What did the court decide?
The appellants contended that:
(i) the tribunal committed a breach of natural justice in making the Partial Award;
(ii) the Partial Award is contrary to the public policy of Singapore; and
(iii) the tribunal’s decision on the Res Judicata Issue meant that it had failed to decide matters contemplated by and/or falling within the submission to arbitration.
No breach of natural justice in making Partial Award
The court held that the tribunal did not commit any breach of natural justice in making the Partial Award because it was not based on any facts in dispute. The Partial Award was clearly within the scope of the parties’ agreement for the tribunal to determine “all issues necessary to resolve whether the findings of the MIC are binding on both appellants”.
There was no breach of natural justice in the arbitral proceedings as the parties had submitted both the Construction and Res Judicata Issues to the tribunal for determination. Both appellants were given the opportunity to make submissions and did avail themselves of that opportunity through appointed counsel.
Partial Award was not contrary to Singapore’s public policy
The court held that the Partial Award did not contravene public policy since the doctrine of res judicata has long been a part of Singapore law and its invocation in the Singapore courts is not unusual.
The tribunal had decided the Res Judicata Issue in favour of the respondents, holding that the MIC Awards precluded the appellants from reopening arguments as to whether the respondents’ termination was “With Cause” under the SPA.

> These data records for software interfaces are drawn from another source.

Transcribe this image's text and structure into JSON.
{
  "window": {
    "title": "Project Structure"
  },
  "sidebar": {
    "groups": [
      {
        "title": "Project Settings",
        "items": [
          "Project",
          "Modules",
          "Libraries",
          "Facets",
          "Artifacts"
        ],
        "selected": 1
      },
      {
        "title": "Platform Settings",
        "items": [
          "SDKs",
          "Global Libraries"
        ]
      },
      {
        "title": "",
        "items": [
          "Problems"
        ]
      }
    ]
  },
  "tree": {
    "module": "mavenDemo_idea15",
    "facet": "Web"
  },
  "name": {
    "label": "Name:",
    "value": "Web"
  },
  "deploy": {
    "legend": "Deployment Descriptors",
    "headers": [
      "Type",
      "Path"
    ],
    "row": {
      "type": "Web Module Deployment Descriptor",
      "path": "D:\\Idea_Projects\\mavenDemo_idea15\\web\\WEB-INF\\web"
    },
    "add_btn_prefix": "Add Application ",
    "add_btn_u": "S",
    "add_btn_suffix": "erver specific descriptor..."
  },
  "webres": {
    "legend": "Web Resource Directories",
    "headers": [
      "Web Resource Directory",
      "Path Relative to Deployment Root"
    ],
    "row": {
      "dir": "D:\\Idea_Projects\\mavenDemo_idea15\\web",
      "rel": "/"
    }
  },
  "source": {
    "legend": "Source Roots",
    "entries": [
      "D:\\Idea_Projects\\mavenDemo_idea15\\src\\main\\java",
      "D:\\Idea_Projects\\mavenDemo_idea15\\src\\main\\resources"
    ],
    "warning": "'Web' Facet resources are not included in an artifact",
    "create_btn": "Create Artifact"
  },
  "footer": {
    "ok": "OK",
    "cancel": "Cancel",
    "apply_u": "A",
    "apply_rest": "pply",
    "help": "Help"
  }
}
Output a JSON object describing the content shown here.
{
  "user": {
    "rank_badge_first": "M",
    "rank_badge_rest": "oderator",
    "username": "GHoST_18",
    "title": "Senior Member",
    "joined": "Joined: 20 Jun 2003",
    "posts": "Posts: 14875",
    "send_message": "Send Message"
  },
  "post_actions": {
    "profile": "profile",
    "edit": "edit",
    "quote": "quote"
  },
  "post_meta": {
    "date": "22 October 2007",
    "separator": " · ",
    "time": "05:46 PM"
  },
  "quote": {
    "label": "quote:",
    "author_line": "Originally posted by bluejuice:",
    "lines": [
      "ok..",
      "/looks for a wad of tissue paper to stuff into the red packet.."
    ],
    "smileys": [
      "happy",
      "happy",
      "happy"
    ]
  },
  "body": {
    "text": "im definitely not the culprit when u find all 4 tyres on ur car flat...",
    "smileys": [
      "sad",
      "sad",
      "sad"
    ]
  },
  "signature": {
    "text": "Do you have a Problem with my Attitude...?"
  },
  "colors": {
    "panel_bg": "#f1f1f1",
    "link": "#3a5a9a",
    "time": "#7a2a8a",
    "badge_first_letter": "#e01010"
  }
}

Even if the tribunal’s decision on the Partial Award was erroneous (which was not the case here), this would not have been a ground to set aside the Partial Award. As such, Singapore’s public policy would not have been engaged.
The appellants’ contention that the respondents had breached the arbitration agreements in the PEAs by seeking recourse in the MIC proceedings was dismissed. The appellants failed to invoke the arbitration process during the MIC proceedings or to seek to restrain the further conduct of the MIC proceedings. Since the arbitration clauses were not invoked by either appellant, the respondents’ actions in bringing the MIC proceedings could not be impugned.

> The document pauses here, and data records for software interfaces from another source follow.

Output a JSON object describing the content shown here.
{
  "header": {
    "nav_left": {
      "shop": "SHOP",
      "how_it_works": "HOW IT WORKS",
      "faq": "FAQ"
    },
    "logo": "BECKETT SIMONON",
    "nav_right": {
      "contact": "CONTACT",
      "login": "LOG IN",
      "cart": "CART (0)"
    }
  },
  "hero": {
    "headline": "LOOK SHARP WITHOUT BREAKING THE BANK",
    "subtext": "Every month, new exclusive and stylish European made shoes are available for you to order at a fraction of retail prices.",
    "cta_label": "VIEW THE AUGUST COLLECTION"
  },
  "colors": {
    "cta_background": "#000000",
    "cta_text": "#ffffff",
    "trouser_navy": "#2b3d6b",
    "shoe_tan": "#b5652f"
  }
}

Error of law preventing tribunal from exercising its mandate
The appellants advanced a relatively novel argument that, if an award rests on an error of law by reason of which the tribunal was unable to exercise its mandate and determine the merits of the parties’ positions, such an award would be contrary to Singapore’s public policy.
The appellants argued that the tribunal’s decision on the Res Judicata Issue was such an error of law. The tribunal should not delegate or reserve matters submitted to it to another to decide.
The court disagreed, and held that determinations of res judicata issues go toward the admissibility of a claim, not a tribunal’s jurisdiction to hear a case. There was no good reason why erroneous decisions on res judicata should be treated any differently from other errors of law. Contrary to the appellants’ contention, the court found that the Res Judicata Issue was an issue that the tribunal had been specifically tasked to adjudicate on.
Tribunal’s decision on Res Judicata Issue not a failure to decide matters
The appellants argued that in holding that the MIC Awards precluded them from raising the issue of With Cause termination in the arbitration, the tribunal had abdicated its duty to decide that issue.
The court rejected this outright, and reiterated that the tribunal was specifically tasked to decide on the Res Judicata Issue, i.e. whether the MIC’s findings were contractually binding and had res judicata effect. The tribunal determined these issues in accordance to the parties’ agreement.
+First published on LexisPSL on 4 November 2020.
*This article may be cited as Wei Ming Tan, “Singapore – Court of Appeal considers doctrine of res judicata in clarification of public policy ground for setting aside awards” (4 November 2020) (Singapore – Court of Appeal considers doctrine of res judicata in clarification of public policy ground for setting aside awards (BTN v BTP) | Singapore International Arbitration Blog)